Takamiyama Daigoro, birth name Jesse Kuhaulua, was born on the Hawaiian Island of Maui in 1944. Even in his youth, he was known for his enormous size, standing over 6 feet tall and weighing nearly 300 pounds. Despite his impressive stature, he suffered from weak legs and hips as a teenager. He was encouraged by his high school football coach to join a local sumo club to strengthen his lower body. Takamiyama soon caught the attention of several professional rikishi visiting Hawaii from Japan, and in 1964 he accepted an invitation to join Takasago beya. At the 1968 Haru basho, Takamiyama became the first foreign-born rikishi to be promoted to the Makuuchi division. He would go on to have a long and successful career in sumo’s top division, spanning 17 years and a record 97 consecutive tournaments. This record for most consecutive basho as a sekitori stood for twenty-five years until it was surpassed by Ozeki Kaio Hiroyuki in 2009. Although not the most technically proficient rikishi, Takamiyama’s size and strength made up for what he lacked in skill. He regularly used his power to push his way to victory, and on many occasions would merely lift his opponents up and out of the dohyo.

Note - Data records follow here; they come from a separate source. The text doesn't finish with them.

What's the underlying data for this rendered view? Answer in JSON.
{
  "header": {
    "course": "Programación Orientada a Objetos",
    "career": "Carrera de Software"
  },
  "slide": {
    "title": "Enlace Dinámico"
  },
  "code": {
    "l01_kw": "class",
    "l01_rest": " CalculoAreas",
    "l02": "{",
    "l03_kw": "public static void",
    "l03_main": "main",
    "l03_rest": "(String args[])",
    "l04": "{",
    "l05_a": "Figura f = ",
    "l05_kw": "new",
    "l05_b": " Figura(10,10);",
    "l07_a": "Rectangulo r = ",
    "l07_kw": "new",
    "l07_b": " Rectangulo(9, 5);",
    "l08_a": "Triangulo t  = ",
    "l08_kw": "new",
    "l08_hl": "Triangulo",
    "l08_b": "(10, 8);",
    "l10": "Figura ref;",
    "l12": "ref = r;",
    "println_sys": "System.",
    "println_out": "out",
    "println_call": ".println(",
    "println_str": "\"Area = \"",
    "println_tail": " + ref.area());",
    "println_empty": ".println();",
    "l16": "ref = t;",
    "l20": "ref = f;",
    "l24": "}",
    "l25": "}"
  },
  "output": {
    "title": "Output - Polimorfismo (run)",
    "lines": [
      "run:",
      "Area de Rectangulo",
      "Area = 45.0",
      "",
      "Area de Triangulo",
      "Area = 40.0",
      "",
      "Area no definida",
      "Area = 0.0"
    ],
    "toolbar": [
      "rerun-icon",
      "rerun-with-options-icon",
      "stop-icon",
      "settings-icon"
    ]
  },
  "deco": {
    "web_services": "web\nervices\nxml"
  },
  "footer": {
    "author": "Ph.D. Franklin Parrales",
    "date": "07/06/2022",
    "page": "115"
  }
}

In addition to his success on the dohyo, Takamiyama became a celebrity throughout Japan. His massive size, bushy sideburns, and jovial personality made him incredibly popular with fans, and he regularly appeared in advertisements until it was banned by the Sumo Association. The crowning achievement of his career came at the 1972 Nagoya basho when Takamiyama became the first foreign-born rikishi to win a yusho. To congratulate him on his victory, President Richard Nixon sent a letter that was read aloud after the presentation of The Emperor’s Cup. This marked the first time English was ever spoken on the dohyo. In addition to his yusho, Takamiyama was awarded 11 sansho special prizes and earned 12 kinboshi victories throughout his career.
In 1982, Takamiyama was given a heroes welcome when he returned to Hawaii. During this trip, he met a young Saleva’a Atisano’e, later known as Konishiki Yasokichi. This meeting would inspire the future first non-Japanese Ozeki to begin his sumo career. In 1984, at the age of 39, a debilitating elbow injury forced Takamiyama to end his career. Having become a Japanese citizen, he joined the Sumo Association and started his own stable, Azumazeki beya, the first foreigner to do so. His most promising student, Chadwick Rowan, would go on to become Akebono Taro, sumo’s first foreign-born Yokozuna. With his fighting days behind him, Takamiyama passed the torch to his fellow Hawaiians, Konishiki and Akebono, both trailblazers in their own right. They would, in turn, pass the torch to a generation of rikishi from across the globe, each of whom owes a debt to their forerunner, Takamiyama, the man who paved their way.
Takamiyama (left) vs. Asahikuni (right), Nagoya basho, 1972.